Latest detailed observed forecast and environmental conditions

Over summer, we monitor the health of the Great Barrier Reef to see how it's faring, as this time brings an increased risk of extreme weather, particularly heat waves, cyclones and flooding.

A detailed overview of the environmental conditions on the Reef is available below, and an overview of current conditions is also available.

Updates on current conditions are provided as part of our Reef Health Incident Response System.

Update 2: 5 January 2017

Environmental conditionObservationsForecast from the Bureau of Meteorology

Sea surface temperature  (°C)

As of 5 January 2017, sea surface temperatures are generally warmer than average throughout most of the Great Barrier Reef Marine Park.

Temperatures are currently about 0.5–1 degree Celsius (°C) above the long-term average for this time of year. Generally, inshore waters just north of Innisfail south to Mackay are at the upper end of this range.  

Accumulated heat stress, in the form of degree heating days, is calculated by accumulating positive daily sea surface temperature anomalies. This is relative to the appropriate long-term monthly mean, for 1 December to 31 March. Degree heating day values can represent a broad range of thermal stress; e.g. three days at 1°C above the local long-term average results in the same degree heating day value as one day at 3°C.  

Since 1 December 2016, most of the Marine Park has accumulated less than 10 degree heating days. However, inshore areas from Innisfail to Mackay have accumulated between 20 and 40*.

  • The six month forecast from the Bureau of Meteorology’s seasonal prediction system POAMA (Predictive Ocean Atmosphere Model for Australia) indicates near average sea surface temperatures for the Great Barrier Reef until June 2017.
  • The National Oceanic and Atmospheric Administration (NOAA) forecasts that thermal stress exceeding coral bleaching thresholds from December to March 2017 on the Great Barrier Reef is unlikely for most of the Reef.
Tropical cyclonesThere has been no cyclone activity in the Marine Park so far this season.
  • The eastern region outlook indicates a near-average cyclone season.
  • The average number of tropical cyclones in the eastern Australian region is four each season, with one or two making landfall (Bureau of Meteorology).
Rainfall levels

Since 1 October 2016, rainfall levels in the Great Barrier Reef catchment have been as much as 1200 mm below average compared to the long-term average for the wet season (October to April). Currently, rainfall is about 80 per cent below the average for Queensland as a whole (Bureau of Meteorology).

  • The national outlook from the Bureau of Meteorology indicates a below average wet season is likely in tropical north. 
Flood plumes

There have been no major flood plumes in the Marine Park so far this season.

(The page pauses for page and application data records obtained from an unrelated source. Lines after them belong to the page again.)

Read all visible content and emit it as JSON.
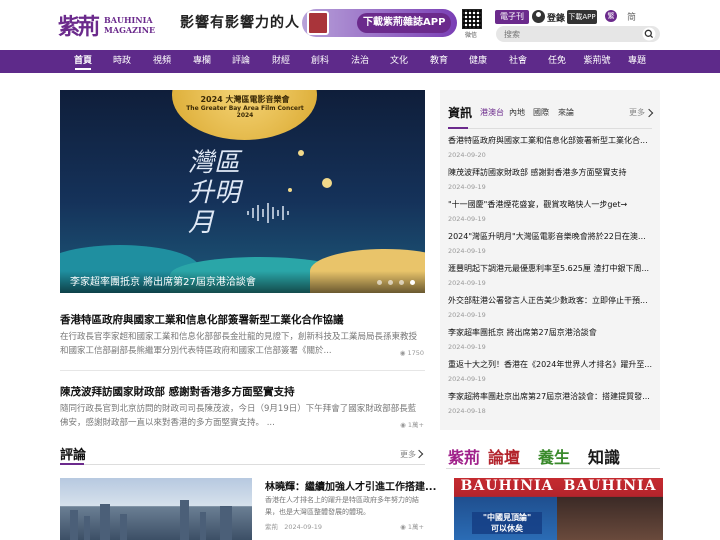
{
  "header": {
    "logo_cn": "紫荊",
    "logo_en_1": "BAUHINIA",
    "logo_en_2": "MAGAZINE",
    "slogan": "影響有影響力的人",
    "app_banner": "下載紫荊雜誌APP",
    "qr_label": "微信",
    "e_journal": "電子刊 (E)",
    "login": "登錄",
    "download_app": "下載APP",
    "lang_trad": "繁",
    "lang_simp": "简",
    "search_placeholder": "搜索"
  },
  "nav": {
    "items": [
      "首頁",
      "時政",
      "視頻",
      "專欄",
      "評論",
      "財經",
      "創科",
      "法治",
      "文化",
      "教育",
      "健康",
      "社會",
      "任免",
      "紫荊號",
      "專題"
    ],
    "active": "首頁"
  },
  "hero": {
    "event_title": "2024 大灣區電影音樂會",
    "event_subtitle": "The Greater Bay Area Film Concert 2024",
    "calligraphy": "灣區升明月",
    "caption": "李家超率團抵京 將出席第27屆京港洽談會"
  },
  "articles": [
    {
      "title": "香港特區政府與國家工業和信息化部簽署新型工業化合作協議",
      "body": "在行政長官李家超和國家工業和信息化部部長金壯龍的見證下，創新科技及工業局局長孫東教授和國家工信部副部長熊繼軍分別代表特區政府和國家工信部簽署《關於...",
      "views": "1750"
    },
    {
      "title": "陳茂波拜訪國家財政部 感謝對香港多方面堅實支持",
      "body": "隨同行政長官到北京訪問的財政司司長陳茂波，今日（9月19日）下午拜會了國家財政部部長藍佛安，感謝財政部一直以來對香港的多方面堅實支持。 ...",
      "views": "1萬+"
    }
  ],
  "opinion": {
    "section_title": "評論",
    "more": "更多",
    "title": "林曉輝：繼續加強人才引進工作搭建...",
    "body": "香港在人才排名上的躍升是特區政府多年努力的結果，也是大灣區整體發展的體現。",
    "meta_tag": "紫荊",
    "meta_date": "2024-09-19",
    "views": "1萬+"
  },
  "news": {
    "title": "資訊",
    "tabs": [
      "港澳台",
      "內地",
      "國際",
      "來論"
    ],
    "active_tab": "港澳台",
    "more": "更多",
    "items": [
      {
        "title": "香港特區政府與國家工業和信息化部簽署新型工業化合...",
        "date": "2024-09-20"
      },
      {
        "title": "陳茂波拜訪國家財政部 感謝對香港多方面堅實支持",
        "date": "2024-09-19"
      },
      {
        "title": "\"十一國慶\"香港煙花盛宴，觀賞攻略快人一步get→",
        "date": "2024-09-19"
      },
      {
        "title": "2024\"灣區升明月\"大灣區電影音樂晚會將於22日在澳門...",
        "date": "2024-09-19"
      },
      {
        "title": "滙豐明起下調港元最優惠利率至5.625厘 渣打中銀下周...",
        "date": "2024-09-19"
      },
      {
        "title": "外交部駐港公署發言人正告美少數政客：立即停止干預...",
        "date": "2024-09-19"
      },
      {
        "title": "李家超率團抵京 將出席第27屆京港洽談會",
        "date": "2024-09-19"
      },
      {
        "title": "重返十大之列！香港在《2024年世界人才排名》躍升至...",
        "date": "2024-09-19"
      },
      {
        "title": "李家超將率團赴京出席第27屆京港洽談會：搭建提質發...",
        "date": "2024-09-18"
      }
    ]
  },
  "brands": [
    "紫荊",
    "論壇",
    "養生",
    "知識"
  ],
  "magazines": [
    {
      "head": "BAUHINIA",
      "sub_1": "\"中國見頂論\"",
      "sub_2": "可以休矣"
    },
    {
      "head": "BAUHINIA",
      "sub_1": "",
      "sub_2": ""
    }
  ],
  "colors": {
    "brand_purple": "#5e2a8a",
    "accent_purple": "#6b2a8c"
  }
}
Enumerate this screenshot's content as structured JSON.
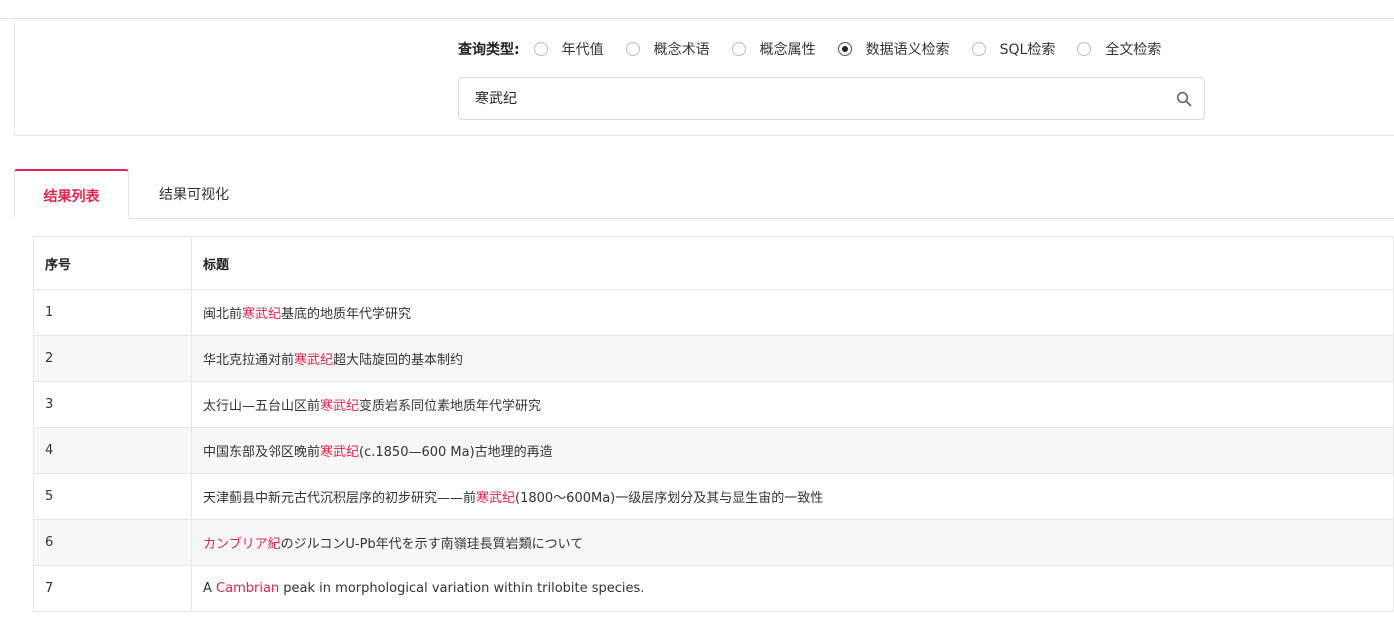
{
  "search": {
    "type_label": "查询类型:",
    "options": [
      {
        "label": "年代值",
        "checked": false
      },
      {
        "label": "概念术语",
        "checked": false
      },
      {
        "label": "概念属性",
        "checked": false
      },
      {
        "label": "数据语义检索",
        "checked": true
      },
      {
        "label": "SQL检索",
        "checked": false
      },
      {
        "label": "全文检索",
        "checked": false
      }
    ],
    "query": "寒武纪",
    "icon": "search-icon"
  },
  "tabs": [
    {
      "label": "结果列表",
      "active": true
    },
    {
      "label": "结果可视化",
      "active": false
    }
  ],
  "colors": {
    "accent": "#e1254d",
    "stripe": "#f7f7f7",
    "border": "#e6e6e6"
  },
  "table": {
    "headers": [
      "序号",
      "标题"
    ],
    "rows": [
      {
        "index": "1",
        "title_parts": [
          [
            "闽北前",
            false
          ],
          [
            "寒武纪",
            true
          ],
          [
            "基底的地质年代学研究",
            false
          ]
        ]
      },
      {
        "index": "2",
        "title_parts": [
          [
            "华北克拉通对前",
            false
          ],
          [
            "寒武纪",
            true
          ],
          [
            "超大陆旋回的基本制约",
            false
          ]
        ]
      },
      {
        "index": "3",
        "title_parts": [
          [
            "太行山—五台山区前",
            false
          ],
          [
            "寒武纪",
            true
          ],
          [
            "变质岩系同位素地质年代学研究",
            false
          ]
        ]
      },
      {
        "index": "4",
        "title_parts": [
          [
            "中国东部及邻区晚前",
            false
          ],
          [
            "寒武纪",
            true
          ],
          [
            "(c.1850—600 Ma)古地理的再造",
            false
          ]
        ]
      },
      {
        "index": "5",
        "title_parts": [
          [
            "天津蓟县中新元古代沉积层序的初步研究——前",
            false
          ],
          [
            "寒武纪",
            true
          ],
          [
            "(1800～600Ma)一级层序划分及其与显生宙的一致性",
            false
          ]
        ]
      },
      {
        "index": "6",
        "title_parts": [
          [
            "カンブリア紀",
            true
          ],
          [
            "のジルコンU-Pb年代を示す南嶺珪長質岩類について",
            false
          ]
        ]
      },
      {
        "index": "7",
        "title_parts": [
          [
            "A ",
            false
          ],
          [
            "Cambrian",
            true
          ],
          [
            " peak in morphological variation within trilobite species.",
            false
          ]
        ]
      }
    ]
  }
}
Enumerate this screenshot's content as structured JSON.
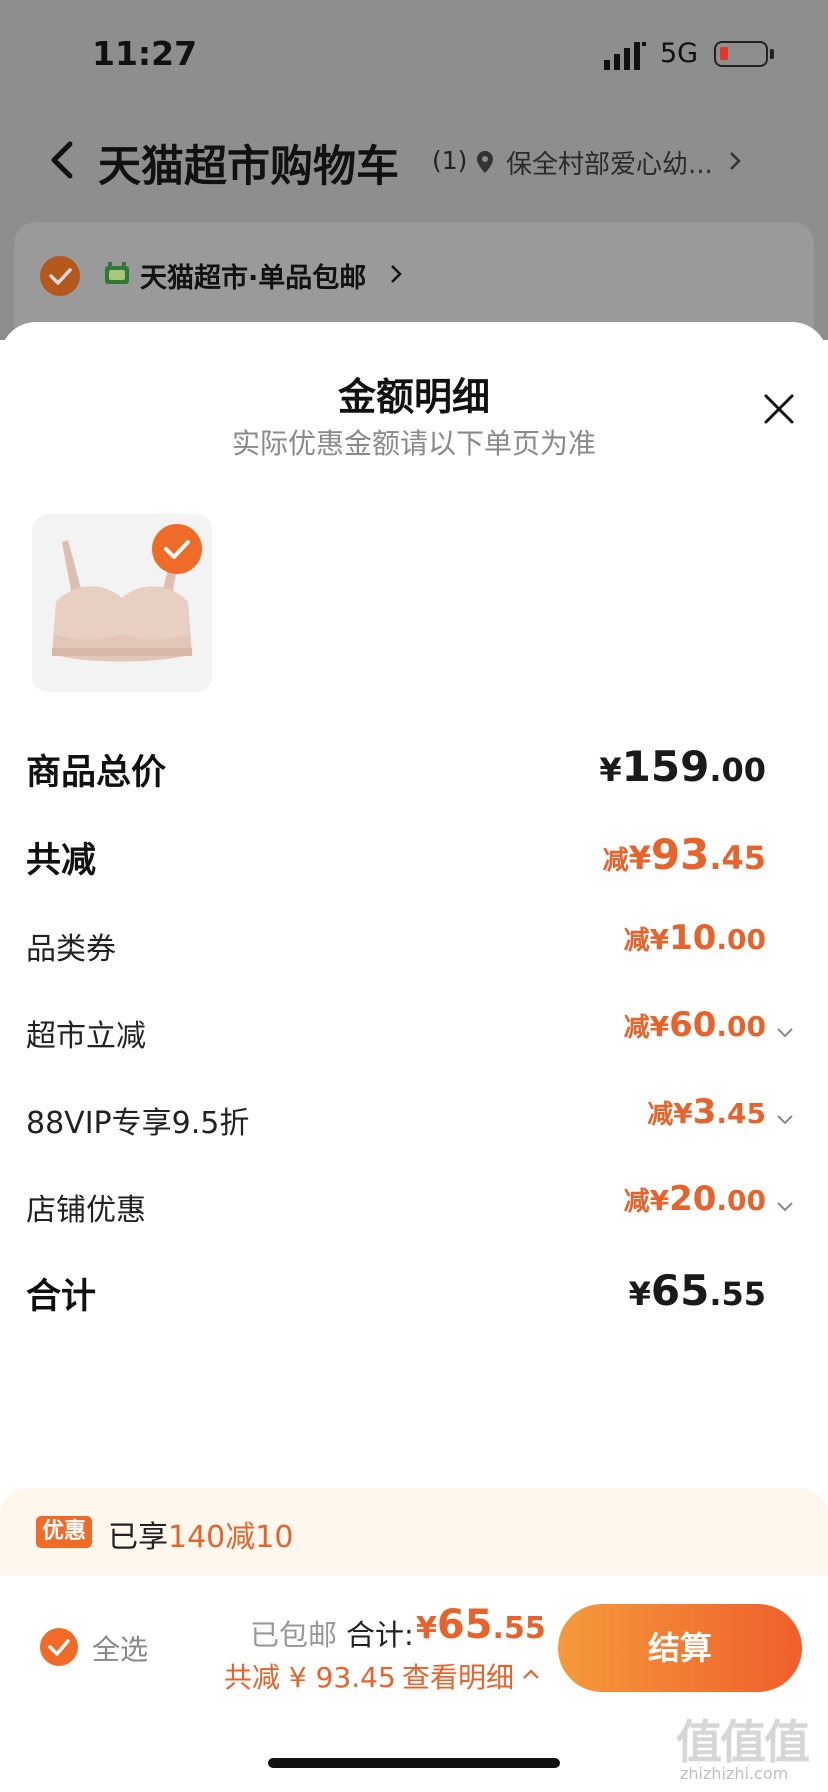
{
  "status_bar": {
    "time": "11:27",
    "network": "5G"
  },
  "cart_header": {
    "title": "天猫超市购物车",
    "count": "(1)",
    "location": "保全村部爱心幼..."
  },
  "store": {
    "name": "天猫超市·单品包邮"
  },
  "sheet": {
    "title": "金额明细",
    "subtitle": "实际优惠金额请以下单页为准",
    "rows": [
      {
        "label": "商品总价",
        "prefix": "",
        "yen": "¥",
        "int": "159",
        "dec": ".00"
      },
      {
        "label": "共减",
        "prefix": "减",
        "yen": "¥",
        "int": "93",
        "dec": ".45"
      },
      {
        "label": "品类券",
        "prefix": "减",
        "yen": "¥",
        "int": "10",
        "dec": ".00"
      },
      {
        "label": "超市立减",
        "prefix": "减",
        "yen": "¥",
        "int": "60",
        "dec": ".00"
      },
      {
        "label": "88VIP专享9.5折",
        "prefix": "减",
        "yen": "¥",
        "int": "3",
        "dec": ".45"
      },
      {
        "label": "店铺优惠",
        "prefix": "减",
        "yen": "¥",
        "int": "20",
        "dec": ".00"
      },
      {
        "label": "合计",
        "prefix": "",
        "yen": "¥",
        "int": "65",
        "dec": ".55"
      }
    ]
  },
  "promo": {
    "badge": "优惠",
    "text": "已享",
    "highlight": "140减10"
  },
  "bottom_bar": {
    "select_all": "全选",
    "shipping": "已包邮",
    "total_label": "合计:",
    "total_yen": "¥",
    "total_int": "65",
    "total_dec": ".55",
    "discount": "共减 ¥ 93.45",
    "detail_link": "查看明细",
    "checkout": "结算"
  },
  "watermark": {
    "text": "值值值",
    "url": "zhizhizhi.com"
  },
  "colors": {
    "accent": "#f06a28",
    "discount_text": "#e8632b",
    "dim_overlay": "#8e8e8e"
  }
}
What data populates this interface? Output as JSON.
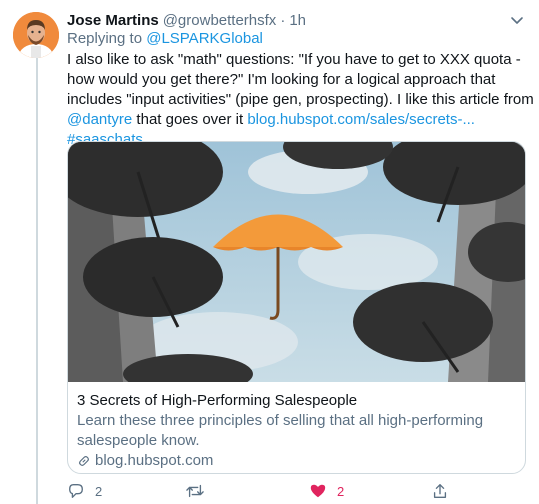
{
  "tweet": {
    "author_name": "Jose Martins",
    "author_handle": "@growbetterhsfx",
    "separator": "·",
    "time": "1h",
    "reply_prefix": "Replying to",
    "reply_to": "@LSPARKGlobal",
    "body": {
      "line1": "I also like to ask \"math\" questions: \"If you have to get to XXX quota -",
      "line2": "how would you get there?\" I'm looking for a logical approach that",
      "line3": "includes \"input activities\" (pipe gen, prospecting). I like this article from",
      "mention": "@dantyre",
      "line4_mid": " that goes over it ",
      "link": "blog.hubspot.com/sales/secrets-...",
      "hashtag": "#saaschats"
    },
    "card": {
      "title": "3 Secrets of High-Performing Salespeople",
      "description": "Learn these three principles of selling that all high-performing salespeople know.",
      "domain": "blog.hubspot.com"
    },
    "actions": {
      "reply_count": "2",
      "retweet_count": "",
      "like_count": "2"
    }
  },
  "colors": {
    "accent": "#1b95e0",
    "secondary_text": "#5b7083",
    "like": "#e0245e",
    "umbrella_orange": "#f39a3a"
  },
  "icons": [
    "chevron-down-icon",
    "reply-icon",
    "retweet-icon",
    "heart-icon",
    "share-icon",
    "link-icon"
  ]
}
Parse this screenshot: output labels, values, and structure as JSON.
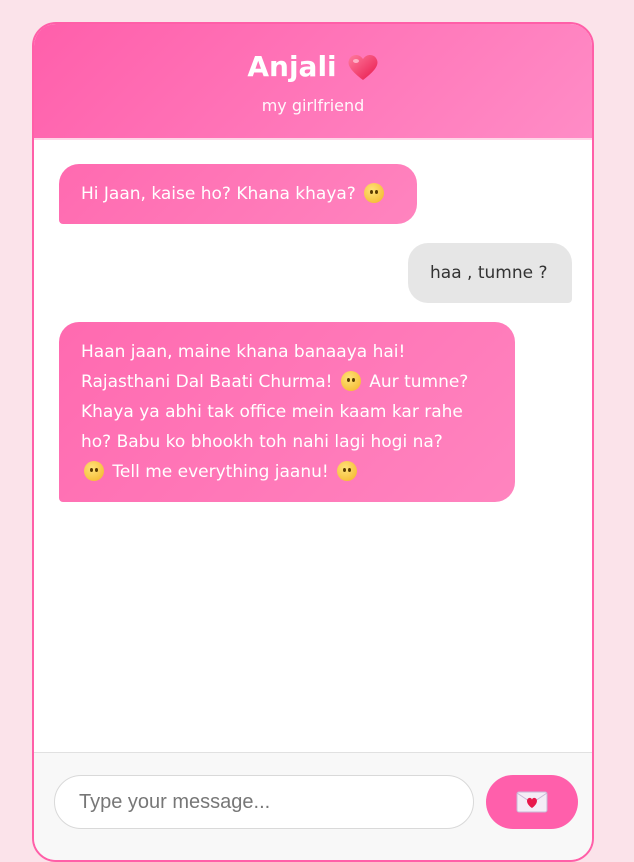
{
  "header": {
    "name": "Anjali",
    "subtitle": "my girlfriend",
    "heart_icon": "heart-icon",
    "accent_color": "#ff5fab"
  },
  "messages": [
    {
      "sender": "ai",
      "parts": [
        "Hi Jaan, kaise ho? Khana khaya? "
      ],
      "emojis": [
        "flushed-face-icon"
      ]
    },
    {
      "sender": "me",
      "parts": [
        "haa , tumne ?"
      ],
      "emojis": []
    },
    {
      "sender": "ai",
      "lines": [
        "Haan jaan, maine khana banaaya hai!",
        "Rajasthani Dal Baati Churma!",
        "Aur tumne?",
        "Khaya ya abhi tak office mein kaam kar rahe",
        "ho? Babu ko bhookh toh nahi lagi hogi na?",
        "Tell me everything jaanu!"
      ],
      "emojis": [
        "yum-face-icon",
        "pleading-face-icon",
        "kissing-face-icon"
      ]
    }
  ],
  "composer": {
    "placeholder": "Type your message...",
    "value": "",
    "send_icon": "love-letter-icon"
  }
}
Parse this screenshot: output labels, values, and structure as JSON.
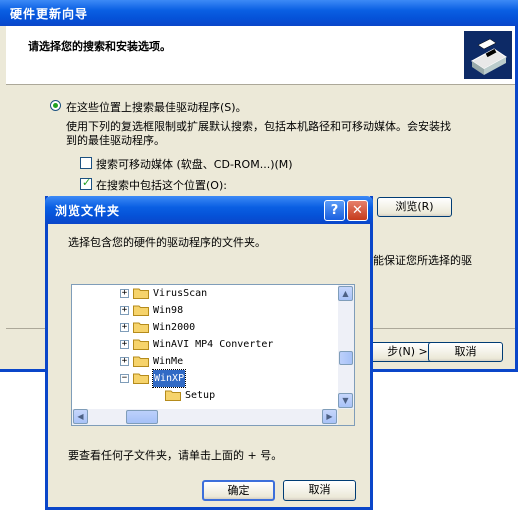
{
  "wizard": {
    "title": "硬件更新向导",
    "header": "请选择您的搜索和安装选项。",
    "option_search": "在这些位置上搜索最佳驱动程序(S)。",
    "description_line1": "使用下列的复选框限制或扩展默认搜索，包括本机路径和可移动媒体。会安装找",
    "description_line2": "到的最佳驱动程序。",
    "check_removable": "搜索可移动媒体 (软盘、CD-ROM...)(M)",
    "check_include_location": "在搜索中包括这个位置(O):",
    "browse_label": "浏览(R)",
    "side_text": "能保证您所选择的驱",
    "next_label": "步(N) >",
    "cancel_label": "取消"
  },
  "browse_dialog": {
    "title": "浏览文件夹",
    "instruction": "选择包含您的硬件的驱动程序的文件夹。",
    "hint": "要查看任何子文件夹，请单击上面的 + 号。",
    "ok_label": "确定",
    "cancel_label": "取消",
    "help_icon": "?",
    "close_icon": "✕",
    "tree": [
      {
        "label": "VirusScan",
        "expander": "+"
      },
      {
        "label": "Win98",
        "expander": "+"
      },
      {
        "label": "Win2000",
        "expander": "+"
      },
      {
        "label": "WinAVI MP4 Converter",
        "expander": "+"
      },
      {
        "label": "WinMe",
        "expander": "+"
      },
      {
        "label": "WinXP",
        "expander": "−",
        "selected": true
      },
      {
        "label": "Setup",
        "expander": ""
      }
    ]
  },
  "colors": {
    "titlebar": "#0a5fe3",
    "dialog_bg": "#ece9d8",
    "selection": "#316ac5",
    "folder": "#f6d36b"
  }
}
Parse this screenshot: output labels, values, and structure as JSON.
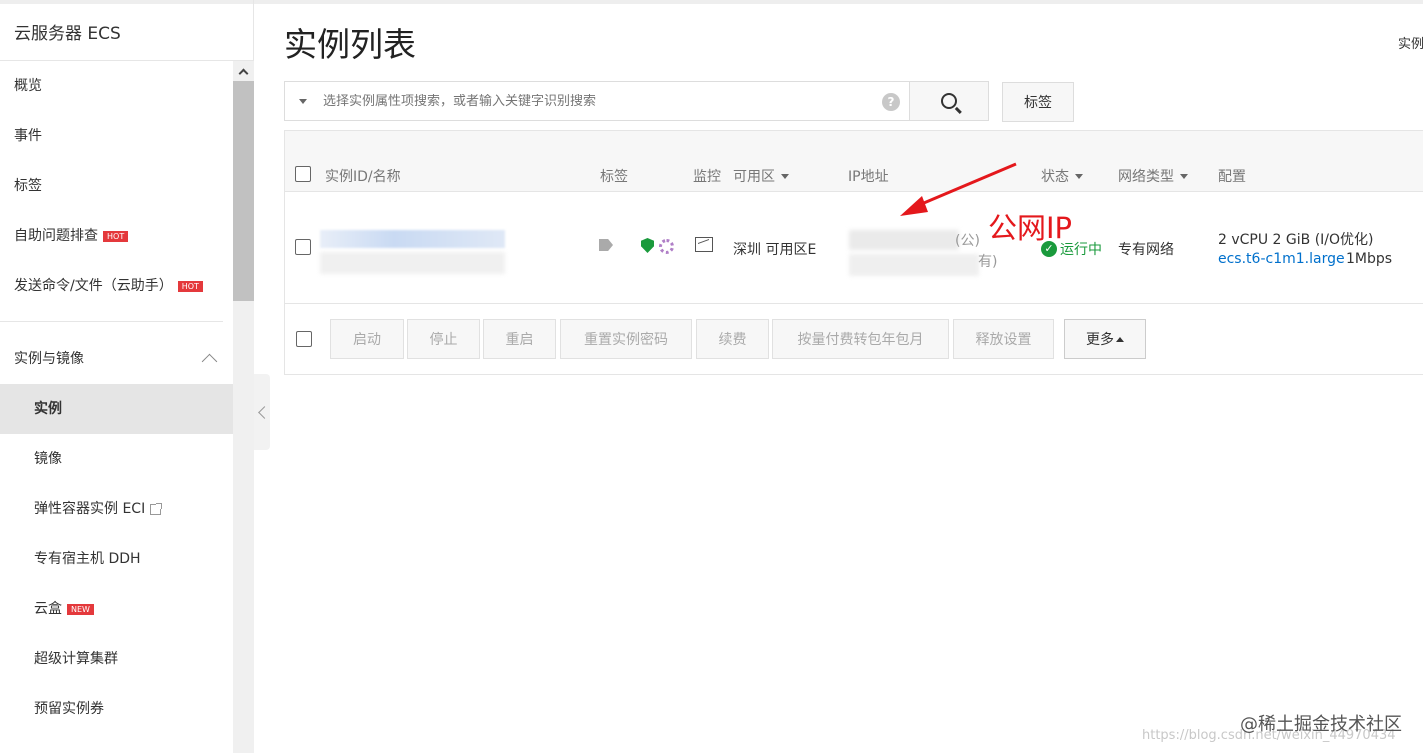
{
  "sidebar": {
    "title": "云服务器 ECS",
    "items": [
      {
        "label": "概览"
      },
      {
        "label": "事件"
      },
      {
        "label": "标签"
      },
      {
        "label": "自助问题排查",
        "badge": "HOT"
      },
      {
        "label": "发送命令/文件（云助手）",
        "badge": "HOT"
      }
    ],
    "group": {
      "label": "实例与镜像",
      "items": [
        {
          "label": "实例"
        },
        {
          "label": "镜像"
        },
        {
          "label": "弹性容器实例 ECI"
        },
        {
          "label": "专有宿主机 DDH"
        },
        {
          "label": "云盒",
          "badge": "NEW"
        },
        {
          "label": "超级计算集群"
        },
        {
          "label": "预留实例券"
        }
      ]
    }
  },
  "page": {
    "title": "实例列表",
    "top_right": "实例"
  },
  "search": {
    "placeholder": "选择实例属性项搜索，或者输入关键字识别搜索",
    "help": "?",
    "tag_button": "标签"
  },
  "table": {
    "headers": {
      "id_name": "实例ID/名称",
      "tags": "标签",
      "monitor": "监控",
      "zone": "可用区",
      "ip": "IP地址",
      "status": "状态",
      "network": "网络类型",
      "config": "配置"
    },
    "row": {
      "zone": "深圳 可用区E",
      "ip_public_suffix": "(公)",
      "ip_private_suffix": "有)",
      "status": "运行中",
      "network": "专有网络",
      "config_line1": "2 vCPU 2 GiB   (I/O优化)",
      "instance_type": "ecs.t6-c1m1.large",
      "bandwidth": "1Mbps"
    }
  },
  "actions": {
    "start": "启动",
    "stop": "停止",
    "restart": "重启",
    "reset_password": "重置实例密码",
    "renew": "续费",
    "convert_billing": "按量付费转包年包月",
    "release_settings": "释放设置",
    "more": "更多"
  },
  "annotation": {
    "text": "公网IP",
    "color": "#e4181c"
  },
  "watermark": {
    "main": "@稀土掘金技术社区",
    "url": "https://blog.csdn.net/weixin_44970434"
  },
  "colors": {
    "status_green": "#1a9a3c",
    "link_blue": "#0070cc",
    "badge_red": "#e4393c"
  }
}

Available stream flow data (from the month of October) showed low stream flow in the Great Barrier Reef catchment.

  • Major flood plumes usually follow above average rainfall conditions, driven by monsoonal activity.
  • The seasonal stream flow forecasts near median flows likely for Queensland.

* As a comparison with the same time last year, most of the Reef had accumulated up to 10 degree heating days as of January 8, 2016. However, inshore areas south of Tully had generally accumulated between 20 and 30 degree heating days with small pockets at 40.